“Rabbi,” the two disciples asked Jesus, “where are you staying?”
The first desire of a disciple is simply to be with Jesus. “Look!” John had said, “The Lamb of God!” and some inner sense was captivated. They just followed him, unsure of where it would lead, unsure what they really wanted, except to be with him. To abide.
“Come and see,” Jesus answered them.
Jesus always makes space for those who want to be with him. Eventually they’ll learn to live as he lives, to join in his mission of the renewal of all things, to participate in the life he shares with his Father. But all of that must be grounded in and flow from the first, most basic desire: to abide.
“The deepest motive for mission,” Lesslie Newbigin wrote, “is simply the desire to be with Jesus where he is, on the frontier between the reign of God and the usurped dominion of the devil.”
This desire to abide with Jesus is ultimately what compels disciples to sell their possessions and give to the poor, to place themselves in embodied solidarity with the marginalized. It’s not just that it’s “the right thing to do,” it’s that Jesus is there, and disciples can’t help themselves.
“Rabbi,” we ask, “where are you staying?”

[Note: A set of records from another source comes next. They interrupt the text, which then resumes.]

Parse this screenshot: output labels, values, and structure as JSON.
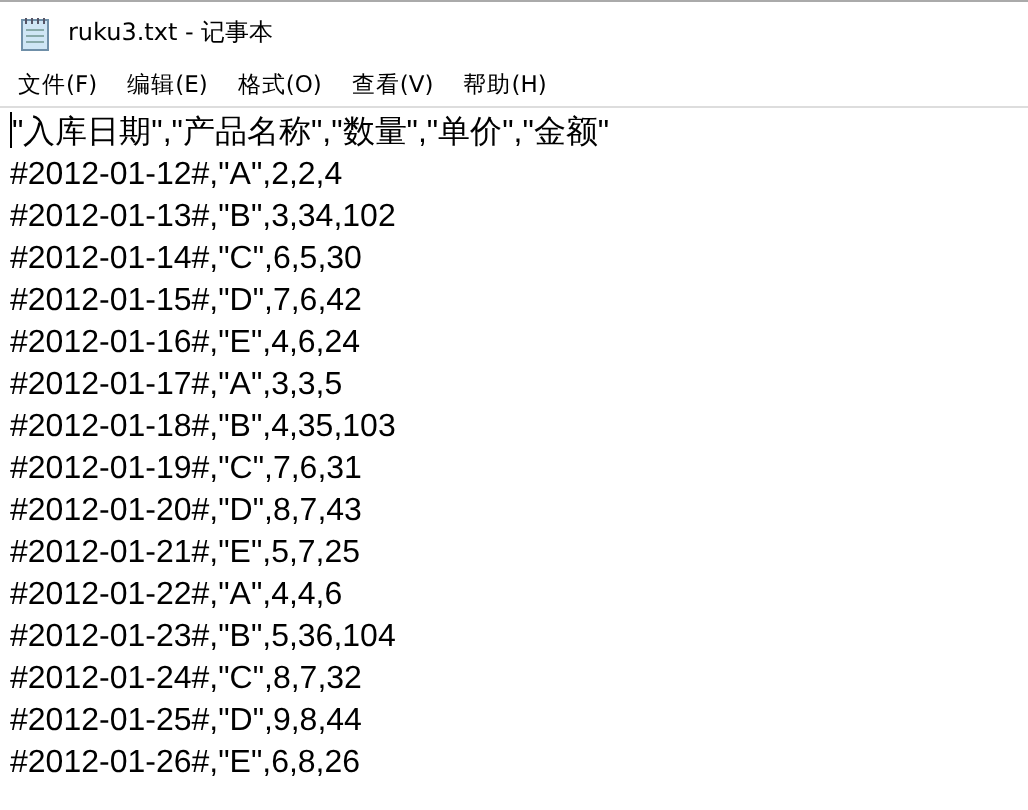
{
  "window": {
    "title": "ruku3.txt - 记事本"
  },
  "menu": [
    "文件(F)",
    "编辑(E)",
    "格式(O)",
    "查看(V)",
    "帮助(H)"
  ],
  "document": {
    "lines": [
      "\"入库日期\",\"产品名称\",\"数量\",\"单价\",\"金额\"",
      "#2012-01-12#,\"A\",2,2,4",
      "#2012-01-13#,\"B\",3,34,102",
      "#2012-01-14#,\"C\",6,5,30",
      "#2012-01-15#,\"D\",7,6,42",
      "#2012-01-16#,\"E\",4,6,24",
      "#2012-01-17#,\"A\",3,3,5",
      "#2012-01-18#,\"B\",4,35,103",
      "#2012-01-19#,\"C\",7,6,31",
      "#2012-01-20#,\"D\",8,7,43",
      "#2012-01-21#,\"E\",5,7,25",
      "#2012-01-22#,\"A\",4,4,6",
      "#2012-01-23#,\"B\",5,36,104",
      "#2012-01-24#,\"C\",8,7,32",
      "#2012-01-25#,\"D\",9,8,44",
      "#2012-01-26#,\"E\",6,8,26"
    ]
  }
}
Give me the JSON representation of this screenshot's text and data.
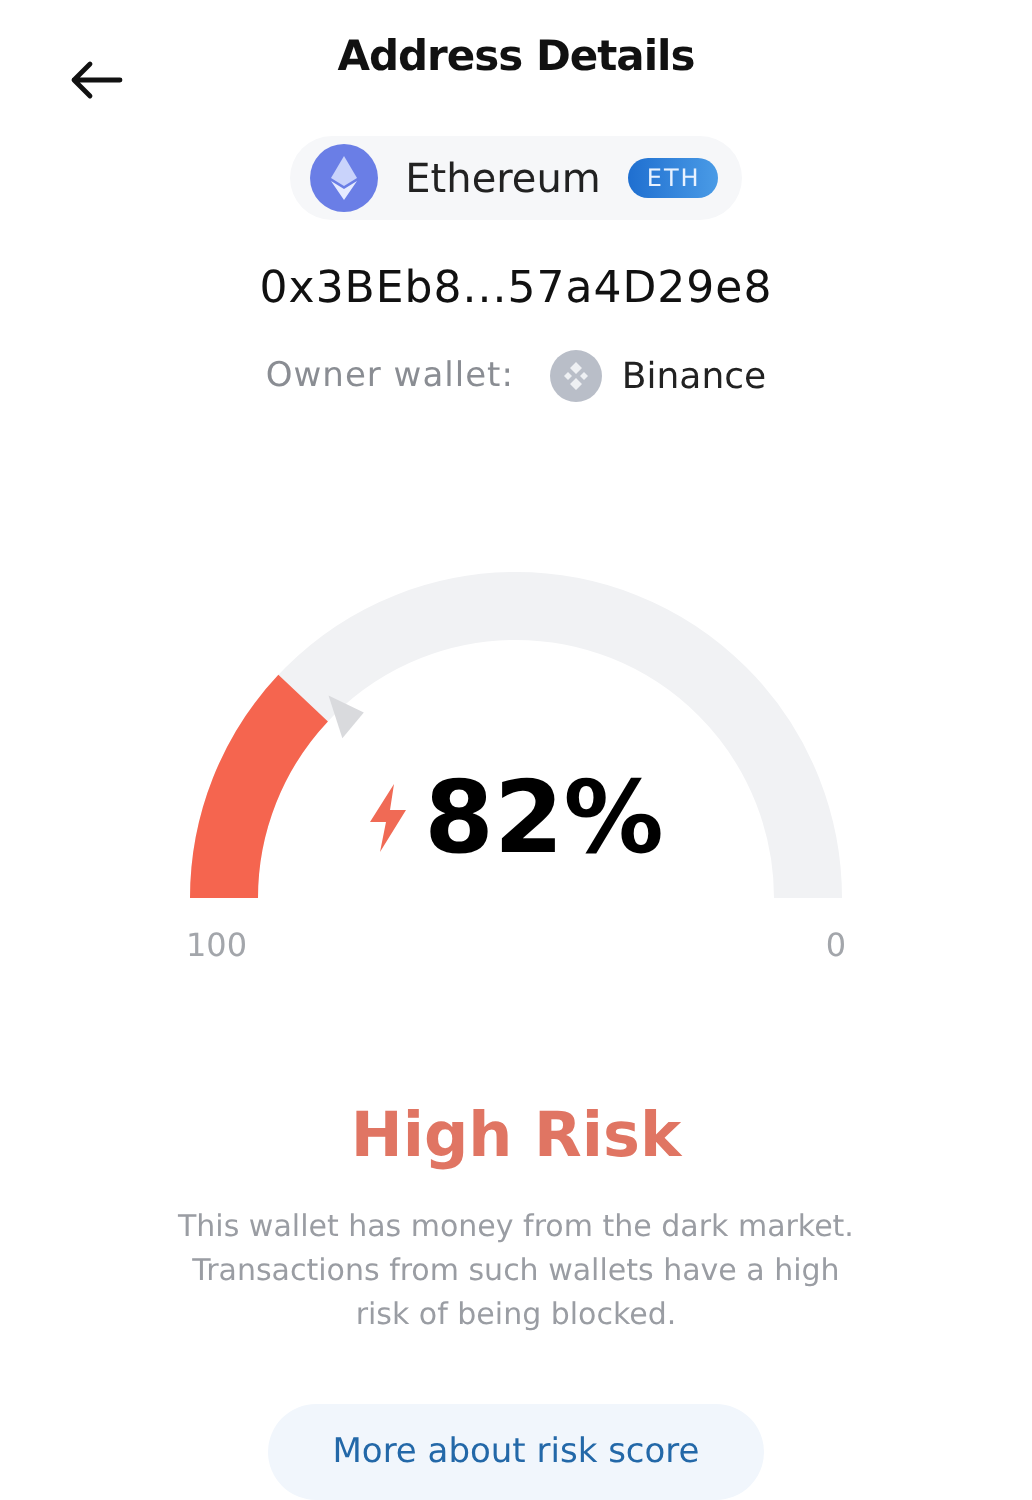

“Come and see,” Jesus answers, walking among the oppressed, becoming the least, the last, the lowest.